Why Should We Be Thinking about New Approaches to Alleviating Poverty? Interview with Michael Matheson Miller, Part 1
Todd Scacewater: So you’ve created this documentary and initiative to promote more economically successful ways of helping the poor. What got you interested in poverty alleviation and development in the first place?
Michael Matheson Miller: There are a couple of things. I had studied international development in graduate school, and I remember everything was a top-down social engineering approach. Nobody really took markets, business, or religion very seriously. It was all kind of this secular, social engineering to eradicate poverty based on foreign aid, and it seemed intuitively off track and didn’t hit the real issue or ask the right questions.
I remember thinking about the simple question, not so much why there is poverty, but how do you create wealth? Most people over time have been poor, so why are some nations more wealthy than others? It was almost like poverty was this strange aberration from the norm of wealth. But nobody else was asking those questions.
So then I remember looking around for different sources and there weren’t many. Of course, the great P. T. Bauer who had done great work and been always critical of the dominant approaches to development, such as social engineering and foreign aid. In a place where aid might work, they don’t need it, because they create their own prosperity. But in a place where people get aid it won’t work because they don’t have the right institutions of justice.
So there was P. T. Bauer, but even in the Christian space that was favorable to markets, such as Michael Novak, the Acton Institute (which I didn’t know at the time and had just started), they weren’t really dealing with it. And Hayek and the Austrian school were holding these socialism vs. capitalism European-focused discussions, so there wasn’t a lot out there. (Note: this was before the internet made it easier to find things)

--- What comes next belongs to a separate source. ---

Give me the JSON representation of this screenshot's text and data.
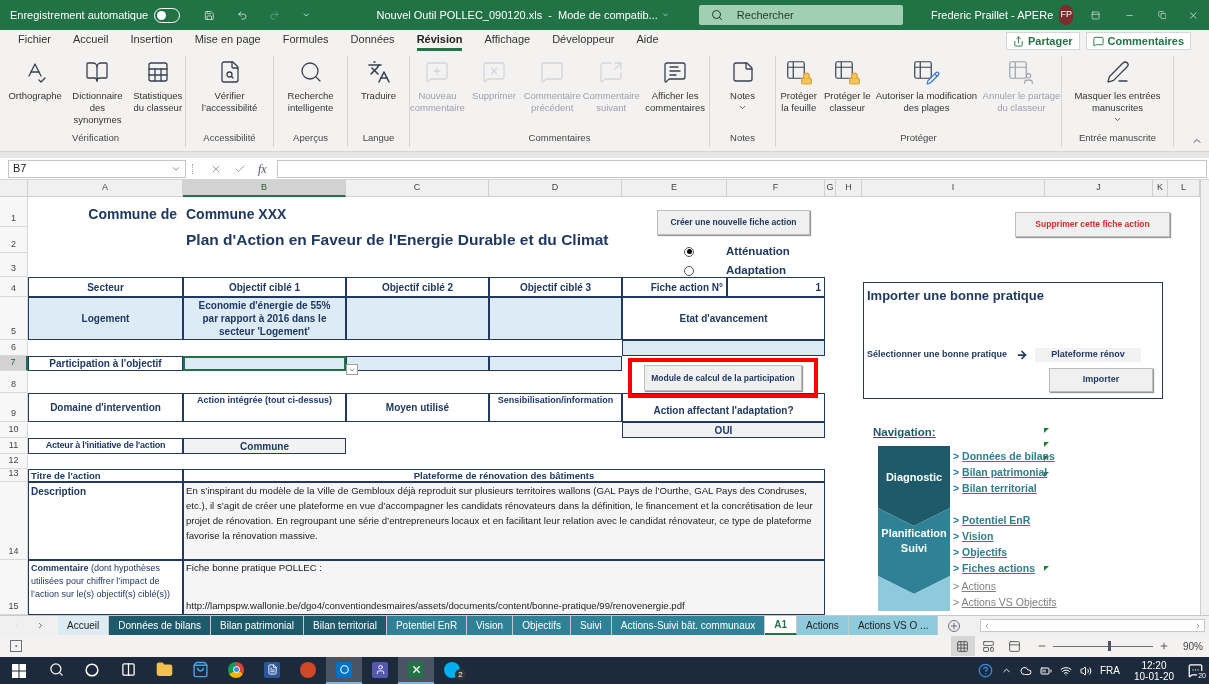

So one of the reasons and inspirations for Poverty Cure [DVD Series] was that it would be great to create a resource that engages these questions and brings markets, enterprise, entrepreneurship, business, and religion to the table and engages these complex questions and would be able to bring in different voices so another person who is studying development and economics would have this as a resource.
Now, since that time (the mid-90’s), there have been many people critiquing aid. Angus Deaton just won the Nobel Prize and he is a critic of aid– gentle and respectful, of course. Dambisa Moyo, William Easterly, and there have been big debates between Jeffrey Sachs and William Easterly…
You can also listen to the interview–but I’ll admit I didn’t know it was being recorded for publication so it is basically me talking on the phone to the interviewer with lots of ums and aahhs….I’d stick to the text!